Pakistan’s founders explained their hasty creation as the Promised Land where no Muslim would be killed for being Muslim. Today, it is a land where Muslims are killed for not being Muslim enough. Salman Taseer, the governor of Pakistan’s largest province, Punjab, was assassinated because he had the temerity to assail the country’s anti-blasphemy laws. In responding to the plight of Asia Noreen – a 45-year-old Christian woman awaiting execution for the capital crime, under Pakistan’s penal code, of blasphemy against Islam – Taseer had inflamed god’s warriors, earning himself a fatwa. On Tuesday, as Taseer was entering his car in Islamabad, one of his security guards shot him dead. The guard then surrendered himself, explaining, like a latter-day Godse, the Hindu fanatic who murdered Gandhi for being too “soft” with Muslims, his opposition to Taseer’s views.
“Facts”, Louis Fischer wrote in his autobiography Men and Politics, “cannot compete with a fiction that is comforting”. If history is a reliable guide, comforting fiction is what is likely to emerge from Pakistan. Who bears the responsibility for Taseer’s death? To Pakistan’s liberals, the principal cause of religious extremism in their country begins and ends with one person: Zia-ul-Haq, an austere bigot who governed the country from 1976 until his death in 1988. But apportioning the blame so disproportionately exonerates his predecessors, erases the deeper history of religious supremacism that underpins the very idea of Pakistan, and promotes, to the present generation, the false idea that, prior to Zia, Pakistan accommodated pluralism.
The formal Islamisation of Pakistan was initiated as early as 1949 by Liaquat Ali Khan, Pakistan’s first prime minister; the Objectives Resolution he introduced that March set out the core constitutional principles by which the new country would be governed.
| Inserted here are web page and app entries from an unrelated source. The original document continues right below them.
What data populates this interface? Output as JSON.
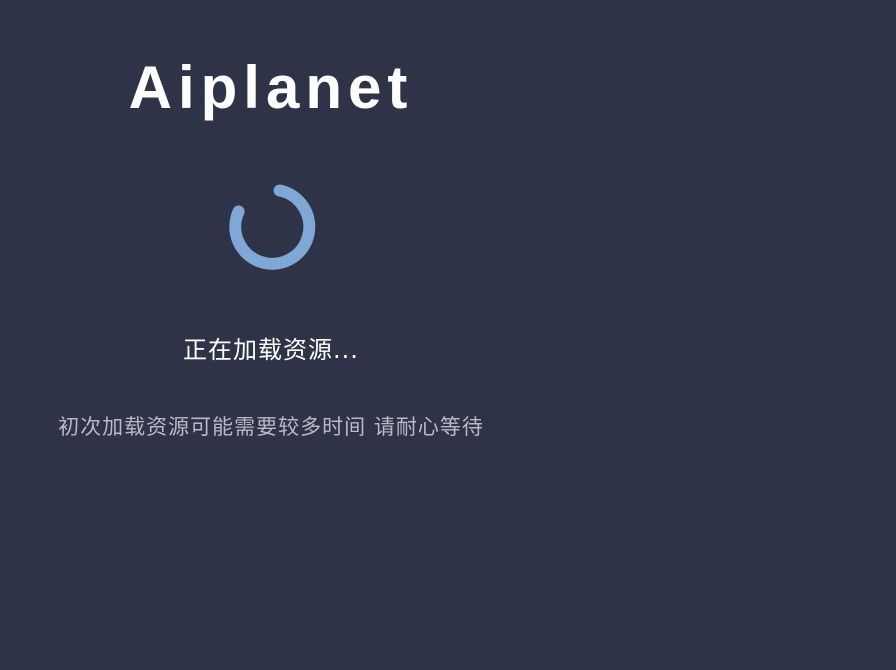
{
  "app": {
    "brand": "Aiplanet"
  },
  "loading": {
    "status_text": "正在加载资源...",
    "hint_text": "初次加载资源可能需要较多时间 请耐心等待",
    "spinner_icon": "loading-spinner-icon",
    "spinner_color": "#7fa8d6",
    "background_color": "#2f3347"
  }
}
Among other things, it proclaimed that Allah, who held sovereignty “over the entire Universe”, had “delegated it to Pakistan”. Most alarming of all, it called for the creation of conditions “Wherein the Muslims shall be enabled to order their lives in the individual and collective spheres in accordance with the teachings and requirements of Islam as set out in the Holy Quran and the Sunnah.”
By the time Ayub Khan launched the first military coup in 1958, 11-year-old Pakistan had been ruled by seven prime ministers. His finely clipped moustache and fondness for scotch whiskey led outsiders to view Ayub as a great modernizer. Indeed Ayub’s first major act as president was to commission the construction of a new capital city. A Greek firm of architects was tasked with the job. On 24 February 1960, Ayub gave the city its name: Islamabad, the City of Islam. Fittingly, while the parliament and the supreme court built by the Greeks are frequently forced into abeyance, the one building that is always open for business in today’s Islamabad is a lavishly built mosque named after a Saudi despot who funded it.
What followed was an intensive program of indoctrination. Education was the principal target – textbooks were filled with myths; the study of “Islamiyat” was promoted at universities; a whole new discipline called “Pakistan Studies,” locating the country’s origins in the history of Islam, was created; and the army, particularly Ayub, was portrayed as its saviour.
To validate this myth, Ayub launched a war against India in 1965. At the battle of Badr in the 7th Century, the Prophet’s tiny band of Muslim soldiers claimed to have vanquished the Quraysh with the help of white-turbaned angels sent by Gabriel. Ayub’s propaganda machinery borrowed directly from that legend, reaffirming Pakistan’s position as the defender of Islam. Stories about Pakistan’s forces being assisted by green-robed angels who deflected Indian bombs with a wave of their hand were circulating, as were legends about Pakistani soldiers shooting down Indian aircraft with Enfield rifles. Pakistanis weren’t just being invited to celebrate the valor of their soldiers – they were being told that their side had received celestial sanction.
Salman Taseer’s security guard seemingly felt blessed by that very divinity when he pulled the trigger yesterday on the man he was commissioned to defend. To all those in Pakistan’s armed forces who sympathize with Taseer’s killer, this may be a logical culmination of the journey that began in 1947. Advocates of tolerance have gone into hiding. The government has surrendered. Taseer’s killer is now a hero, beatified by Pakistan’s mullahs and televangelists. Dissent carries the death penalty. Historians will look back at the murder of Salman Taseer as the point at which Pakistan was irrecoverably lost to extremists. This was Pakistan’s very own Khomeini Moment.